• **EXERCISE REQUIREMENTS**: Output the entries below exactly as written, omitting pictures.

• **RECORDED DATA**:
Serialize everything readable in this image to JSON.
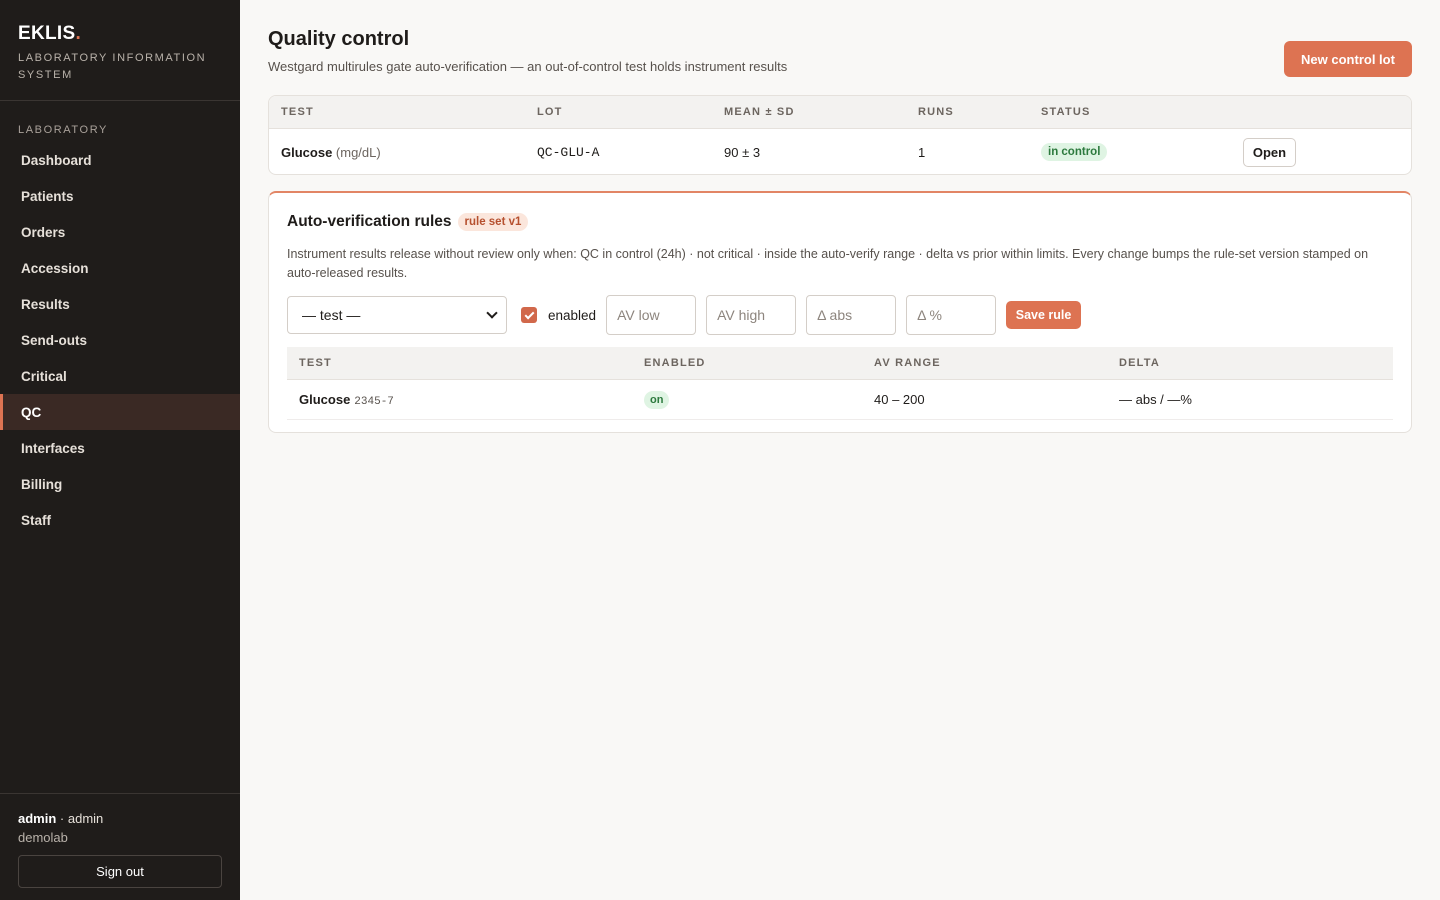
{
  "brand": {
    "name": "EKLIS",
    "dot": ".",
    "tagline": "Laboratory Information System"
  },
  "nav": {
    "section": "Laboratory",
    "items": [
      {
        "label": "Dashboard"
      },
      {
        "label": "Patients"
      },
      {
        "label": "Orders"
      },
      {
        "label": "Accession"
      },
      {
        "label": "Results"
      },
      {
        "label": "Send-outs"
      },
      {
        "label": "Critical"
      },
      {
        "label": "QC",
        "active": true
      },
      {
        "label": "Interfaces"
      },
      {
        "label": "Billing"
      },
      {
        "label": "Staff"
      }
    ]
  },
  "user": {
    "name": "admin",
    "role_sep": " · ",
    "role": "admin",
    "org": "demolab",
    "signout_label": "Sign out"
  },
  "page": {
    "title": "Quality control",
    "subtitle": "Westgard multirules gate auto-verification — an out-of-control test holds instrument results",
    "new_lot_label": "New control lot"
  },
  "qc_table": {
    "headers": {
      "test": "Test",
      "lot": "Lot",
      "mean_sd": "Mean ± SD",
      "runs": "Runs",
      "status": "Status"
    },
    "rows": [
      {
        "test": "Glucose",
        "unit": "(mg/dL)",
        "lot": "QC-GLU-A",
        "mean_sd": "90 ± 3",
        "runs": "1",
        "status": "in control",
        "action": "Open"
      }
    ]
  },
  "rules": {
    "title": "Auto-verification rules",
    "version_badge": "rule set v1",
    "description": "Instrument results release without review only when: QC in control (24h) · not critical · inside the auto-verify range · delta vs prior within limits. Every change bumps the rule-set version stamped on auto-released results.",
    "form": {
      "test_select": "— test —",
      "enabled_label": "enabled",
      "enabled_checked": true,
      "av_low_placeholder": "AV low",
      "av_high_placeholder": "AV high",
      "delta_abs_placeholder": "Δ abs",
      "delta_pct_placeholder": "Δ %",
      "save_label": "Save rule"
    },
    "table": {
      "headers": {
        "test": "Test",
        "enabled": "Enabled",
        "av_range": "AV range",
        "delta": "Delta"
      },
      "rows": [
        {
          "test": "Glucose",
          "code": "2345-7",
          "enabled": "on",
          "av_range": "40 – 200",
          "delta": "— abs / —%"
        }
      ]
    }
  },
  "colors": {
    "accent": "#dd7352",
    "sidebar_bg": "#1f1c1a",
    "success_bg": "#dff4e3",
    "success_fg": "#2d7a3e"
  }
}
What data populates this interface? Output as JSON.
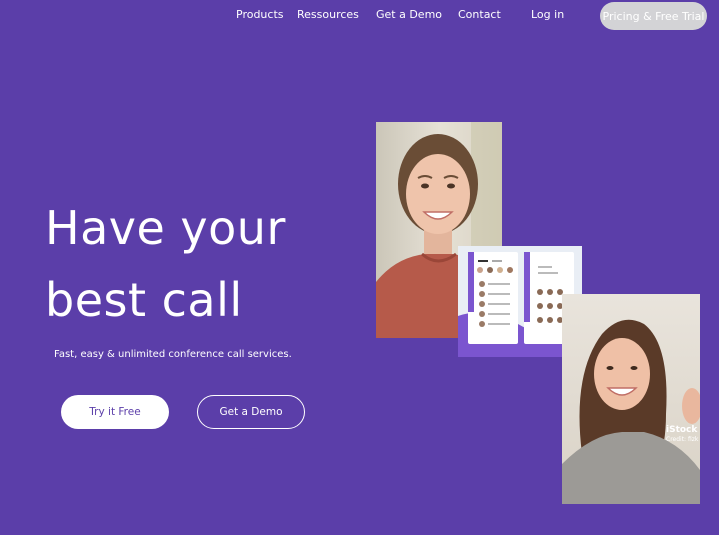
{
  "nav": {
    "items": [
      "Products",
      "Ressources",
      "Get a Demo",
      "Contact",
      "Log in"
    ],
    "cta": "Pricing & Free Trial"
  },
  "hero": {
    "title_line1": "Have your",
    "title_line2": "best call",
    "subtitle": "Fast, easy & unlimited conference call services.",
    "primary_button": "Try it Free",
    "secondary_button": "Get a Demo"
  },
  "mockup": {
    "left_tabs": [
      "Chat",
      "Group"
    ],
    "right_tabs": [
      "Chat",
      "Group"
    ],
    "right_heading_line1": "Create",
    "right_heading_line2": "New Group"
  },
  "watermark": {
    "brand": "iStock",
    "credit": "Credit: fizk"
  },
  "colors": {
    "background": "#5b3ea9",
    "accent": "#7b55cf",
    "cta_background": "#d3d3d6",
    "text": "#ffffff"
  }
}
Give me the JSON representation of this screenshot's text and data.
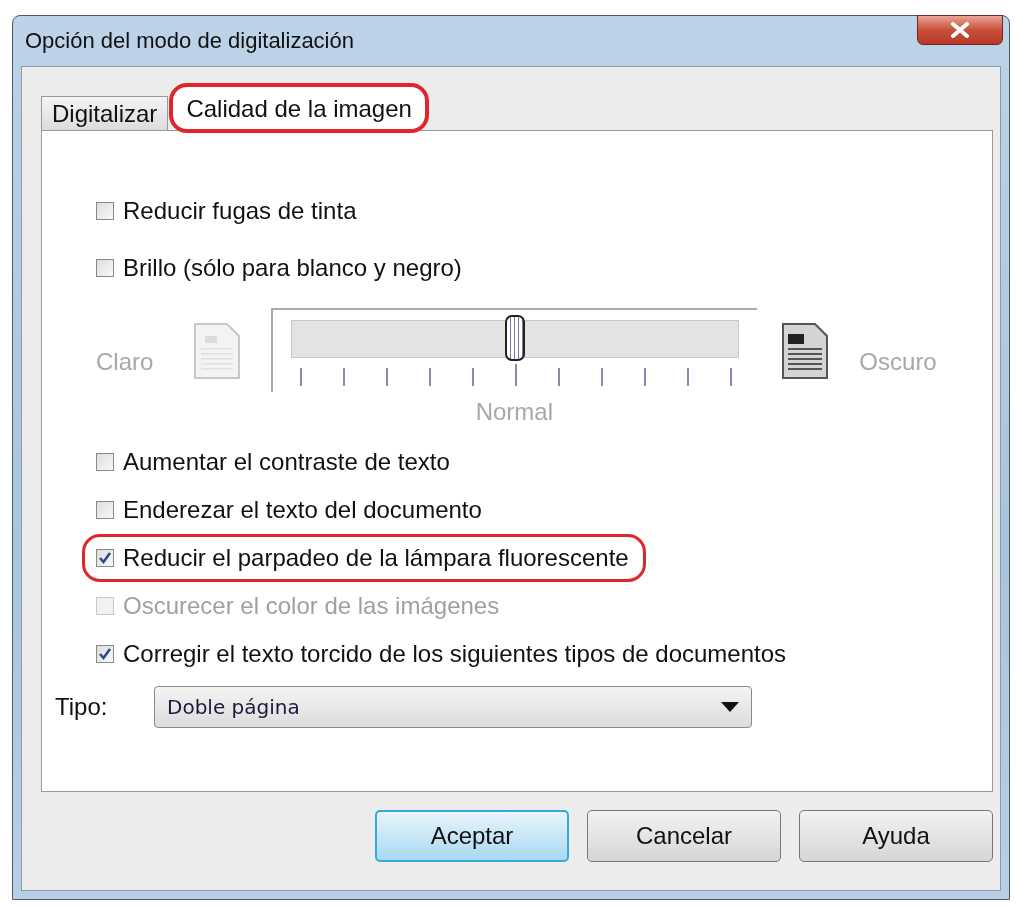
{
  "window": {
    "title": "Opción del modo de digitalización"
  },
  "tabs": [
    {
      "label": "Digitalizar",
      "selected": false,
      "highlighted": false
    },
    {
      "label": "Calidad de la imagen",
      "selected": true,
      "highlighted": true
    }
  ],
  "options": [
    {
      "kind": "checkbox",
      "label": "Reducir fugas de tinta",
      "checked": false,
      "disabled": false,
      "highlighted": false
    },
    {
      "kind": "checkbox",
      "label": "Brillo (sólo para blanco y negro)",
      "checked": false,
      "disabled": false,
      "highlighted": false
    },
    {
      "kind": "slider",
      "left_label": "Claro",
      "right_label": "Oscuro",
      "center_label": "Normal",
      "level": 0.5,
      "disabled": true
    },
    {
      "kind": "checkbox",
      "label": "Aumentar el contraste de texto",
      "checked": false,
      "disabled": false,
      "highlighted": false
    },
    {
      "kind": "checkbox",
      "label": "Enderezar el texto del documento",
      "checked": false,
      "disabled": false,
      "highlighted": false
    },
    {
      "kind": "checkbox",
      "label": "Reducir el parpadeo de la lámpara fluorescente",
      "checked": true,
      "disabled": false,
      "highlighted": true
    },
    {
      "kind": "checkbox",
      "label": "Oscurecer el color de las imágenes",
      "checked": false,
      "disabled": true,
      "highlighted": false
    },
    {
      "kind": "checkbox",
      "label": "Corregir el texto torcido de los siguientes tipos de documentos",
      "checked": true,
      "disabled": false,
      "highlighted": false
    },
    {
      "kind": "select",
      "label": "Tipo:",
      "value": "Doble página"
    }
  ],
  "buttons": [
    {
      "label": "Aceptar",
      "default": true
    },
    {
      "label": "Cancelar",
      "default": false
    },
    {
      "label": "Ayuda",
      "default": false
    }
  ]
}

• **ANSWER TO THIS EXERCISE**:
Serialize everything readable in this image to JSON.
{
  "brand": {
    "name": "EKLIS",
    "dot": ".",
    "tagline": "Laboratory Information System"
  },
  "nav": {
    "section": "Laboratory",
    "items": [
      {
        "label": "Dashboard"
      },
      {
        "label": "Patients"
      },
      {
        "label": "Orders"
      },
      {
        "label": "Accession"
      },
      {
        "label": "Results"
      },
      {
        "label": "Send-outs"
      },
      {
        "label": "Critical"
      },
      {
        "label": "QC",
        "active": true
      },
      {
        "label": "Interfaces"
      },
      {
        "label": "Billing"
      },
      {
        "label": "Staff"
      }
    ]
  },
  "user": {
    "name": "admin",
    "role_sep": " · ",
    "role": "admin",
    "org": "demolab",
    "signout_label": "Sign out"
  },
  "page": {
    "title": "Quality control",
    "subtitle": "Westgard multirules gate auto-verification — an out-of-control test holds instrument results",
    "new_lot_label": "New control lot"
  },
  "qc_table": {
    "headers": {
      "test": "Test",
      "lot": "Lot",
      "mean_sd": "Mean ± SD",
      "runs": "Runs",
      "status": "Status"
    },
    "rows": [
      {
        "test": "Glucose",
        "unit": "(mg/dL)",
        "lot": "QC-GLU-A",
        "mean_sd": "90 ± 3",
        "runs": "1",
        "status": "in control",
        "action": "Open"
      }
    ]
  },
  "rules": {
    "title": "Auto-verification rules",
    "version_badge": "rule set v1",
    "description": "Instrument results release without review only when: QC in control (24h) · not critical · inside the auto-verify range · delta vs prior within limits. Every change bumps the rule-set version stamped on auto-released results.",
    "form": {
      "test_select": "— test —",
      "enabled_label": "enabled",
      "enabled_checked": true,
      "av_low_placeholder": "AV low",
      "av_high_placeholder": "AV high",
      "delta_abs_placeholder": "Δ abs",
      "delta_pct_placeholder": "Δ %",
      "save_label": "Save rule"
    },
    "table": {
      "headers": {
        "test": "Test",
        "enabled": "Enabled",
        "av_range": "AV range",
        "delta": "Delta"
      },
      "rows": [
        {
          "test": "Glucose",
          "code": "2345-7",
          "enabled": "on",
          "av_range": "40 – 200",
          "delta": "— abs / —%"
        }
      ]
    }
  },
  "colors": {
    "accent": "#dd7352",
    "sidebar_bg": "#1f1c1a",
    "success_bg": "#dff4e3",
    "success_fg": "#2d7a3e"
  }
}
What data populates this interface? Output as JSON.
{
  "nav": {
    "items": [
      "Products",
      "Ressources",
      "Get a Demo",
      "Contact",
      "Log in"
    ],
    "cta": "Pricing & Free Trial"
  },
  "hero": {
    "title_line1": "Have your",
    "title_line2": "best call",
    "subtitle": "Fast, easy & unlimited conference call services.",
    "primary_button": "Try it Free",
    "secondary_button": "Get a Demo"
  },
  "mockup": {
    "left_tabs": [
      "Chat",
      "Group"
    ],
    "right_tabs": [
      "Chat",
      "Group"
    ],
    "right_heading_line1": "Create",
    "right_heading_line2": "New Group"
  },
  "watermark": {
    "brand": "iStock",
    "credit": "Credit: fizk"
  },
  "colors": {
    "background": "#5b3ea9",
    "accent": "#7b55cf",
    "cta_background": "#d3d3d6",
    "text": "#ffffff"
  }
}
Give me the JSON representation of this screenshot's text and data.
{
  "window": {
    "title": "Opción del modo de digitalización"
  },
  "tabs": [
    {
      "label": "Digitalizar",
      "selected": false,
      "highlighted": false
    },
    {
      "label": "Calidad de la imagen",
      "selected": true,
      "highlighted": true
    }
  ],
  "options": [
    {
      "kind": "checkbox",
      "label": "Reducir fugas de tinta",
      "checked": false,
      "disabled": false,
      "highlighted": false
    },
    {
      "kind": "checkbox",
      "label": "Brillo (sólo para blanco y negro)",
      "checked": false,
      "disabled": false,
      "highlighted": false
    },
    {
      "kind": "slider",
      "left_label": "Claro",
      "right_label": "Oscuro",
      "center_label": "Normal",
      "level": 0.5,
      "disabled": true
    },
    {
      "kind": "checkbox",
      "label": "Aumentar el contraste de texto",
      "checked": false,
      "disabled": false,
      "highlighted": false
    },
    {
      "kind": "checkbox",
      "label": "Enderezar el texto del documento",
      "checked": false,
      "disabled": false,
      "highlighted": false
    },
    {
      "kind": "checkbox",
      "label": "Reducir el parpadeo de la lámpara fluorescente",
      "checked": true,
      "disabled": false,
      "highlighted": true
    },
    {
      "kind": "checkbox",
      "label": "Oscurecer el color de las imágenes",
      "checked": false,
      "disabled": true,
      "highlighted": false
    },
    {
      "kind": "checkbox",
      "label": "Corregir el texto torcido de los siguientes tipos de documentos",
      "checked": true,
      "disabled": false,
      "highlighted": false
    },
    {
      "kind": "select",
      "label": "Tipo:",
      "value": "Doble página"
    }
  ],
  "buttons": [
    {
      "label": "Aceptar",
      "default": true
    },
    {
      "label": "Cancelar",
      "default": false
    },
    {
      "label": "Ayuda",
      "default": false
    }
  ]
}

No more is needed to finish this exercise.